I suppose my summation can come across to some as a slow, meandering detective novel lacking any urgency or interesting crime until the final act, but The Case of the Treble Twist is a short, surprisingly fast-paced mystery with Bush taking pleasure in toying with his readers. I mean, Travers suggesting (ROT13) gur cbffvovyvgl bs n guveq zna evtug nsgre vagebqhpvat gur orneqrq Uneirl Qnjfba vzzrqvngryl znqr zr fhfcvpvbhf bs jub npghnyyl qvrq va gung pne penfu. Pbhyq vg or gur guveq, haxabja zna unq orra vqragvsvrq nf Gvoonyy naq gur Qnjfbaf jrer npghnyyl Gvoonyy naq uvf qnhtugre. Naq qvqa'g gur fgbel zragvba fbzrjurer gurl unq frcnengr orqebbzf. Ohg pbhyq fbzrbar punatr gung zhpu va whfg guerr lrnef? Fvpxarff pbhyq qb vg. But you can't completely discard the possibility as Bush pulled similar vzcrefbangvba fghagf before. Successfully putting me on the wrong track until the story reminded me of that small, but important, detail.
Even though the only flashy thing about the plot is the stolen jewelry, The Case of the Treble Twist has enough, old-school detective interest between Travers busman's holiday and the unraveling of the treble twist – all done in a very discreet, unassuming way. The kind of discreteness you can expect from an organization like the Broad Street Detective Agency!
So, on a whole, The Case of the Treble Twist stands as yet another one of Bush's first-class and classy detective novels from his 1950s periods, which naturally differ enormously from his 1930s or even '40s output. Bush tried to keep a flicker of the Golden Age going during a time when nearly all of his contemporaries had either retired or passed away.
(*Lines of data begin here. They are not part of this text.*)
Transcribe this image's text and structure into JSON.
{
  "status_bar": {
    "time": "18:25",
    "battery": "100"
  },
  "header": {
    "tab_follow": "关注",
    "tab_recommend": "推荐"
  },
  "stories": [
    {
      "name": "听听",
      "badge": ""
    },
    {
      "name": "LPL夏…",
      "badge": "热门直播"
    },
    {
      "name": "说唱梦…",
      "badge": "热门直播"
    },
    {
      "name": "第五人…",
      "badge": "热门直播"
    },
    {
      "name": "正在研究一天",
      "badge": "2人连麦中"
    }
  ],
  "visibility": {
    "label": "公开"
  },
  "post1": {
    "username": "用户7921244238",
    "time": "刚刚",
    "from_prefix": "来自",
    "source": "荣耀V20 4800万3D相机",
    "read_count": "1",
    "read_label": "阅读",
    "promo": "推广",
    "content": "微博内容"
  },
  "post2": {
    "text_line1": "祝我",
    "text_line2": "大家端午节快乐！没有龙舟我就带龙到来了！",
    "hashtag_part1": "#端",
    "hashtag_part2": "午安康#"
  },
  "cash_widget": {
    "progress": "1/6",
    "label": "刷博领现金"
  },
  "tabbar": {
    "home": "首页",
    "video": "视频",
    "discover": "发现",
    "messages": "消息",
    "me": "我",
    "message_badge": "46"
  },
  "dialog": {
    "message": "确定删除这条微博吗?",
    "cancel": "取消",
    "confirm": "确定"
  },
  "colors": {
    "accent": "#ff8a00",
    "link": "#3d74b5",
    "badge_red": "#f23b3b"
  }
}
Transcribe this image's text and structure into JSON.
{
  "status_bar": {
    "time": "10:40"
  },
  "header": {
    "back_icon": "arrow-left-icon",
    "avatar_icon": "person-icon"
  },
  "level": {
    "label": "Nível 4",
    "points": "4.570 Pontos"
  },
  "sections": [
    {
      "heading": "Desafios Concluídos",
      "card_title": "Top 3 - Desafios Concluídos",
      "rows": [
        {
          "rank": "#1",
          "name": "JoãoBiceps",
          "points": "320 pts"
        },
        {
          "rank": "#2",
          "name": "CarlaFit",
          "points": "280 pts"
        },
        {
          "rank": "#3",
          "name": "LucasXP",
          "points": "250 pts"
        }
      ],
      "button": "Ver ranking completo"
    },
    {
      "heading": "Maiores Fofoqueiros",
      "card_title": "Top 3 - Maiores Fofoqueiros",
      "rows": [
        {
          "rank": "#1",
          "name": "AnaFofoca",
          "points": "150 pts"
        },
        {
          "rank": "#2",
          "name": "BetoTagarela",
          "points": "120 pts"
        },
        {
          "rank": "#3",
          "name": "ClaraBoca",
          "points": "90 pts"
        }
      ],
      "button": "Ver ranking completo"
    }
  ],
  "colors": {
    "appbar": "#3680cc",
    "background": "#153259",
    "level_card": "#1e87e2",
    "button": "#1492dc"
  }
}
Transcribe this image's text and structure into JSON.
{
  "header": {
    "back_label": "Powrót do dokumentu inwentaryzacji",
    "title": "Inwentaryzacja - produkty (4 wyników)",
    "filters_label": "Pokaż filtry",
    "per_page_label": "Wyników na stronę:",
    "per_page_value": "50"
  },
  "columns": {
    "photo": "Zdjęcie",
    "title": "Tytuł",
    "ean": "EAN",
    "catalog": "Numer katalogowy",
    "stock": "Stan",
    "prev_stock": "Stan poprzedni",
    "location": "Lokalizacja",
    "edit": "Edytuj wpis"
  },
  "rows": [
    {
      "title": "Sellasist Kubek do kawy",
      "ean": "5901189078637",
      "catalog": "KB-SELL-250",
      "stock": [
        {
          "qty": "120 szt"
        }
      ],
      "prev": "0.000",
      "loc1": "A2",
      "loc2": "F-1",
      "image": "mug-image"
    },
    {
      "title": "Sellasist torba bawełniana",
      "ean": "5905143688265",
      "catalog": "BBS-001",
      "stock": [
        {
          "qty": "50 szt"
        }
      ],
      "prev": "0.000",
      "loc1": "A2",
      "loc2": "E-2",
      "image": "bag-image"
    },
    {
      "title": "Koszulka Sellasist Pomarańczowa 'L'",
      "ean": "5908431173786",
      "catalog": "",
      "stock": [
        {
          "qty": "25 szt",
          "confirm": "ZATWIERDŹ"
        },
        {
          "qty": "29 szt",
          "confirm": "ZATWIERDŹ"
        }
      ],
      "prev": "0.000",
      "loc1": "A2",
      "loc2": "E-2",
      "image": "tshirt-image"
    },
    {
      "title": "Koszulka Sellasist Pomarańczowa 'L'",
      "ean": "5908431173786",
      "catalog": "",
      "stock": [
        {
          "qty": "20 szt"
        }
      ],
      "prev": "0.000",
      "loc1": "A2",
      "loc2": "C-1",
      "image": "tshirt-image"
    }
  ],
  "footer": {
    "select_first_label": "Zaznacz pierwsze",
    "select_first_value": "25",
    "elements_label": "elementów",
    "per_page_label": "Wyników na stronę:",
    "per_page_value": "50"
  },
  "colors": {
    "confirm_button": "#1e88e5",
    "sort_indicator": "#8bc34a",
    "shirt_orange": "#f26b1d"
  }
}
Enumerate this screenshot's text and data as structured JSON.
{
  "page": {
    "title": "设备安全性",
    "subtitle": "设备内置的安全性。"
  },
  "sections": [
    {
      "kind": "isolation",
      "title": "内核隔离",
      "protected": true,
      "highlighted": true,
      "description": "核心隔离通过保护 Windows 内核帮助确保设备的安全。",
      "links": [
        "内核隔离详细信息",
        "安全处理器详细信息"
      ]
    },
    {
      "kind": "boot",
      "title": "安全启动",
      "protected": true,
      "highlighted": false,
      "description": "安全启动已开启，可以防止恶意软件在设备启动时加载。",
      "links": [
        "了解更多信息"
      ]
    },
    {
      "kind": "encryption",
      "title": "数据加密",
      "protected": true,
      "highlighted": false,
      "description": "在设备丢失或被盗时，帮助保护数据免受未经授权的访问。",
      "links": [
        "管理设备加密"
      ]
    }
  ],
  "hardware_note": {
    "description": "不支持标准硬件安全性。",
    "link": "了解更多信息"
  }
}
I think Bush proved he was the most successful of his generation at adapting the traditional detective story to the changes and upheavals of the post-war world without compromising, or demolishing, every single thing that makes good crime-and detective fiction. Trimmed down plots, more emphasis on characterization and a little more grounded in reality? Yes. But most of them turn out to be really good, classy and trim detective stories. The Case of the Treble Twist is a good, old-fashioned one at that!